Grim statistics detailing the dangers of sitting abound. We’ve covered the facts before. So we know THAT sitting is bad for us, but exactly HOW is sitting unhealthy?
Some of those facts speak to the how of the matter – stuff like circulation, heart rate, and metabolic effects. But we need a deeper understanding to truly become independent assessors of our own ergonomics. And I know that what everyone really wants, deep down, is to be an independent assessor of their own ergonomics (wooooo!).
All jokes aside, it’s important that we all be able to decide in real life whether we’re doing healthy things. So let’s go!
Sitting is Bad Because it isn’t Walking
We spoke to this in depth in Vascular Hemodynamics for Dummies, so here’s a brief summary. You know that your heart pumps blood around your body. When you aren’t laying down, gravity helps your heart by pushing blood down to your feet. When you walk, calf contractions on each step force blood back up to your heart.
The problem with sitting (and standing still) is that your calves hardly ever contract, so you end up with blood pooling in your lower legs and feet. This means your heart is now working with less blood, which leads to other problems…
Less Blood Pumping Means Weak Metabolism
Scientific research has shown that long periods of sitting slows your metabolism, by decreasing the amount of circulating lipoprotein lipase, a fat-burning enzyme. Though this has been proven, the mechanism hasn’t (yet).
We think that it makes perfect sense. Your body’s cells, especially those in your brain, have a preference for glucose.

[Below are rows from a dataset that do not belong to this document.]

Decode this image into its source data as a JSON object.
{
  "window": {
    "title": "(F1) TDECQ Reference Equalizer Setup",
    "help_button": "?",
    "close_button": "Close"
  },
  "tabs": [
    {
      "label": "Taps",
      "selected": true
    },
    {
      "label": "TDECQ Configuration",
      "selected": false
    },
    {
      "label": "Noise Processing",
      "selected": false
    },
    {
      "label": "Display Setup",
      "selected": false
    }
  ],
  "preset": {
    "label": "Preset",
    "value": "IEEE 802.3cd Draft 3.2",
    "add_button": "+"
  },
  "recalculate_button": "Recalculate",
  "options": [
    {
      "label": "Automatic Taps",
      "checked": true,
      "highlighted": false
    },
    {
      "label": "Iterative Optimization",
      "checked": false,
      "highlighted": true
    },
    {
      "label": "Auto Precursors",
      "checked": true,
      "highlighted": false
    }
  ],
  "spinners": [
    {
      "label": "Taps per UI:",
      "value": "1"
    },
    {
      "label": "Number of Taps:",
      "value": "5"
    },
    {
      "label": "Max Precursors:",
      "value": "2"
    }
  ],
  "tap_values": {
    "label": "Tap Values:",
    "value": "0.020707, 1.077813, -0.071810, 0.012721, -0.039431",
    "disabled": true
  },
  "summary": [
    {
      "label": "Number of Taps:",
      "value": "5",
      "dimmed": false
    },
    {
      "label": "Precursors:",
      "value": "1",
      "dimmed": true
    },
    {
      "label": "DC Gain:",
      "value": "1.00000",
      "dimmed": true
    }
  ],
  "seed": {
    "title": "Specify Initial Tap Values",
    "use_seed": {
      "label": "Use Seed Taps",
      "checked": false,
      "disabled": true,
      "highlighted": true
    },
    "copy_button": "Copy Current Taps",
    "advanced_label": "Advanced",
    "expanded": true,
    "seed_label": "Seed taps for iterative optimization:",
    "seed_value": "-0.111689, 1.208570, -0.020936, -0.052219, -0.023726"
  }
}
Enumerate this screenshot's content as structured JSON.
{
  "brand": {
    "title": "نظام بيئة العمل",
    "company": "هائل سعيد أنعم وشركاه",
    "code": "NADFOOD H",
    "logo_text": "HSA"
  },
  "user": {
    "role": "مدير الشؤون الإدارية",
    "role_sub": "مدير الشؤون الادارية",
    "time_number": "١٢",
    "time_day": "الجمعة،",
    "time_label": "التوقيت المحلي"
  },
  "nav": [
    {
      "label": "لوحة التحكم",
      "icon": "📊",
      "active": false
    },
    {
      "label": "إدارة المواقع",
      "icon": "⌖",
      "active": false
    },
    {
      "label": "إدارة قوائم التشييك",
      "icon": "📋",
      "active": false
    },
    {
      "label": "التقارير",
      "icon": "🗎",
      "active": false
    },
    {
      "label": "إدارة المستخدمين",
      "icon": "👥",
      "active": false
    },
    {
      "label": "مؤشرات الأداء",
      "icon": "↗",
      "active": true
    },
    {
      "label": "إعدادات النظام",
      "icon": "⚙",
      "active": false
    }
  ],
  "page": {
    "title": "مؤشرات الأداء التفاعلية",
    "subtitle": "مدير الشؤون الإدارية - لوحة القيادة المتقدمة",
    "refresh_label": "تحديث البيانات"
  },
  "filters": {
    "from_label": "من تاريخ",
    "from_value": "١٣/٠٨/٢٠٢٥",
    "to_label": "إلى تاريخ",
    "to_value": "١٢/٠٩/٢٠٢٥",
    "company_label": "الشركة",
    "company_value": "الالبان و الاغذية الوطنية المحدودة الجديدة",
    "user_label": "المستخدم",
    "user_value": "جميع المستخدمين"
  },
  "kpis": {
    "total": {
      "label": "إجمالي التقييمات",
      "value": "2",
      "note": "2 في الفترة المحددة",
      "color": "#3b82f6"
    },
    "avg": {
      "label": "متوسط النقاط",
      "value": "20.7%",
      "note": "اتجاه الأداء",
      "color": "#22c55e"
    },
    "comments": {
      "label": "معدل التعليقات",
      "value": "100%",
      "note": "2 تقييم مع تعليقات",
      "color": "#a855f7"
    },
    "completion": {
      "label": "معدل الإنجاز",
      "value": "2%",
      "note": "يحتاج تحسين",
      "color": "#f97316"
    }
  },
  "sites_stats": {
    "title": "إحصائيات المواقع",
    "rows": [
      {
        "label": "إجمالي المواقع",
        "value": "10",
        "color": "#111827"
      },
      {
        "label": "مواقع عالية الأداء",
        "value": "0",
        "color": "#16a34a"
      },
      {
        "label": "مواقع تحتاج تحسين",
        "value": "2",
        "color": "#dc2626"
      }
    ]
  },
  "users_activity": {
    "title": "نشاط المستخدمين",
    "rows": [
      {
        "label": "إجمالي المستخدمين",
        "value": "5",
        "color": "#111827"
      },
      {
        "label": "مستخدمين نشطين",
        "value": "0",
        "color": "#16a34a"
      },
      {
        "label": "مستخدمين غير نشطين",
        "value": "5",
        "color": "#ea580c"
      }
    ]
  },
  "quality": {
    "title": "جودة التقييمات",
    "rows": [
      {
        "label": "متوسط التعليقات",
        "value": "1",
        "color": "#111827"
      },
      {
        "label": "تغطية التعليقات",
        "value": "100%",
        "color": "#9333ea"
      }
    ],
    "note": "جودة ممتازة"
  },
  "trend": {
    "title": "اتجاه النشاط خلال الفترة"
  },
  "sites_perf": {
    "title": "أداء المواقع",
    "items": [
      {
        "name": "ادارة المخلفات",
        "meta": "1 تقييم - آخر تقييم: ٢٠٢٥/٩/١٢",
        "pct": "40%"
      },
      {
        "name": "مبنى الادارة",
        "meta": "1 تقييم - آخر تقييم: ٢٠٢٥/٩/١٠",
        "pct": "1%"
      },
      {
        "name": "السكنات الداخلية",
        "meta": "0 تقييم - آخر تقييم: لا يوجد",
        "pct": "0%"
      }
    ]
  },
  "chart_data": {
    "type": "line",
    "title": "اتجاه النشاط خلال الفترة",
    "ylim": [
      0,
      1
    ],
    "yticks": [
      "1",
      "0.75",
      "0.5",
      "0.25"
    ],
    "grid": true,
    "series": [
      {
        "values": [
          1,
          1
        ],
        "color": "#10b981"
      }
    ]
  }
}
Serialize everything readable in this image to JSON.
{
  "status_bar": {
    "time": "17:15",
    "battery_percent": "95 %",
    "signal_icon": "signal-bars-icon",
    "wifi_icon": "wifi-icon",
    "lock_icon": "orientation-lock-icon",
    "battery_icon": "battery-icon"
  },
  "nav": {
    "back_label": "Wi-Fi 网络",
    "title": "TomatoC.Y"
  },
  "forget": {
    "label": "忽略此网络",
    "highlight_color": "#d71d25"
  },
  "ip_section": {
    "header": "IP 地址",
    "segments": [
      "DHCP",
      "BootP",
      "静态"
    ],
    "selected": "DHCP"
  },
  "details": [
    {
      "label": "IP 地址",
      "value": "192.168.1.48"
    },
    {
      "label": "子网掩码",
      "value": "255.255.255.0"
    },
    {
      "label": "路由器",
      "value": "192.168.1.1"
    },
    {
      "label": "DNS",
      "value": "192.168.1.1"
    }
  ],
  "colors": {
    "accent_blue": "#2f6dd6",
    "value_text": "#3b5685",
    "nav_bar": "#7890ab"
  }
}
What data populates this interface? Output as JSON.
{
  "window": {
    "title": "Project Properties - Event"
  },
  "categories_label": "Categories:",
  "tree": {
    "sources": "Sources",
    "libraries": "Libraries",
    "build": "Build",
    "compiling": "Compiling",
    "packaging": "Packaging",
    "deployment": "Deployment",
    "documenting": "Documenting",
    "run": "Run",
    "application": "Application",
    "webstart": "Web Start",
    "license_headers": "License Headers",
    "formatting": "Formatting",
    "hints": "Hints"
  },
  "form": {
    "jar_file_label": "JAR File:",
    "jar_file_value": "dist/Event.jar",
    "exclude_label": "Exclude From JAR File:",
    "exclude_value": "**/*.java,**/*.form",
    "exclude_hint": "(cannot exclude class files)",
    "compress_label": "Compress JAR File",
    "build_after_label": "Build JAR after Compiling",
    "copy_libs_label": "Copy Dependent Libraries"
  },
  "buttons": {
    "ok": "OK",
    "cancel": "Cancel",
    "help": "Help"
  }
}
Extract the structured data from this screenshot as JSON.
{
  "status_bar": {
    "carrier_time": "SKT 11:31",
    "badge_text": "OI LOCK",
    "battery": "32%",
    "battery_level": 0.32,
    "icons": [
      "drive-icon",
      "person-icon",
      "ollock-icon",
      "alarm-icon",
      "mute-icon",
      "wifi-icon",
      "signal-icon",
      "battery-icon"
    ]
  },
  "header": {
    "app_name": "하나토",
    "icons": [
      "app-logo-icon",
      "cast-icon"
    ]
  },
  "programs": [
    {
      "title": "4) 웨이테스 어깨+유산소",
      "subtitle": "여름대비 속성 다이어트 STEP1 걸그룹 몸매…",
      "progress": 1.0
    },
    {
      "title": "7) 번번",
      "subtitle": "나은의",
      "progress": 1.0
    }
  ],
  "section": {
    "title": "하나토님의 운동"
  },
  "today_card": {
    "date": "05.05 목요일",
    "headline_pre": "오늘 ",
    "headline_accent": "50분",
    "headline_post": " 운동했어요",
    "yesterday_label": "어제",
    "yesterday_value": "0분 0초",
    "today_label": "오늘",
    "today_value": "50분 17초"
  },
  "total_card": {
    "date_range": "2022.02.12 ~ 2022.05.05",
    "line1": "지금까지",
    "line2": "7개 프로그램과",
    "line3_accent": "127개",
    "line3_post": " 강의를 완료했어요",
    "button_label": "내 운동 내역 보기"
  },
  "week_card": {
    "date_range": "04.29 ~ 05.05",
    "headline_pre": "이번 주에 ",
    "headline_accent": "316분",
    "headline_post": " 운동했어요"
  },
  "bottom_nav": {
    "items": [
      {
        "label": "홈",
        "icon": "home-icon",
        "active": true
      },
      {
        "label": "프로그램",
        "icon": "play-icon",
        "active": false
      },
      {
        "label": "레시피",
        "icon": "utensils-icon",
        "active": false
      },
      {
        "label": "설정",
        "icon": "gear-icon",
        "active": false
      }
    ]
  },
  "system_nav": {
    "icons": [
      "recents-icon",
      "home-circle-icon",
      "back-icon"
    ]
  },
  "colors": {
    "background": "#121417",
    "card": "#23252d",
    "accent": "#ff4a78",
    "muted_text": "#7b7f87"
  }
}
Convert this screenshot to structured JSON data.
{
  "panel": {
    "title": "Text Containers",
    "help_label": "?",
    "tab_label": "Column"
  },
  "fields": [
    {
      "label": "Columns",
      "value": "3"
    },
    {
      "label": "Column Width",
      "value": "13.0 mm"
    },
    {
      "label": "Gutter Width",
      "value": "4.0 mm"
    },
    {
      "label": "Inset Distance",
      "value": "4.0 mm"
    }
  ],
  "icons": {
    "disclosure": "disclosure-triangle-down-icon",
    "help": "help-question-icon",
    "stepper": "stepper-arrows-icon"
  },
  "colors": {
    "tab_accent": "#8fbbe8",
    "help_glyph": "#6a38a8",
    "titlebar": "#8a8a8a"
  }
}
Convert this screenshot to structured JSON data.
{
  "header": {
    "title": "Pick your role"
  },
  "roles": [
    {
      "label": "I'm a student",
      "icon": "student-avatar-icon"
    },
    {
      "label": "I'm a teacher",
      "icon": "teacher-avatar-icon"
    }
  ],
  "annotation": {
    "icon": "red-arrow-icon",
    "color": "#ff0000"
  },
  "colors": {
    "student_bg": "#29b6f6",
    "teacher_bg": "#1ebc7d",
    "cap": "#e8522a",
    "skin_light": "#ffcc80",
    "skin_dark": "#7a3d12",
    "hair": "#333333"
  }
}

If you’re sitting, your blood pools in your legs, meaning your heart and brain get a lower volume of blood. Although the blood volume available to your brain decreases, your brain’s demand for glucose does not. So your blood sugar rises (again, found in the research), leaving less room for free fatty acids in your blood, so fat burning gets down-regulated.
Weak Metabolism Means All Sorts of Health Issues
Health and obesity researchers have increasingly discovered that the collection of modern western diseases (Diabetes, Cancer, Heart Disease) stem from “Metabolic Syndrome”. In other words, the stuff that causes these illnesses is the same stuff that causes obesity. And it is very likely that sitting increases risk of death, principally, by causing metabolic syndrome.
This flowchart sums it up nicely:
If you prefer the condensed version:
So That’s It? Sitting is bad because…blood?!
We think that’s the main contributor, yes. Certainly, there are non-blood aspects of sitting that are detrimental. Studies show that more time sitting at work is correlated with less time being active at home. Mobility professionals like Kelly Starrett are quick to point out that your backside is simply not made for sitting on – and that doing so results in myofascial adhesion, tissue shortening, and muscle damage.
Sitting is also such a passive position that the lymphatic system, which relies on muscle contractions to transport large molecules, is also underutilized. If you dig this stuff, stay tuned, as we’ll cover the subject in depth in future posts.
And a standing desk at work will certainly help address those myofascial issues (especially if your desk is configured correctly). But it’s important to stand right, because when it comes to blood flow, impaired metabolism, and disease – standing still is just as bad as sitting. That’s why we keep hammering on improving your movement at your standing desk, and why movement is a massive component of our transition plan.
For those of you with standing desks – did you experience any weight loss or increased hunger when you made the switch? Let us know in the comments.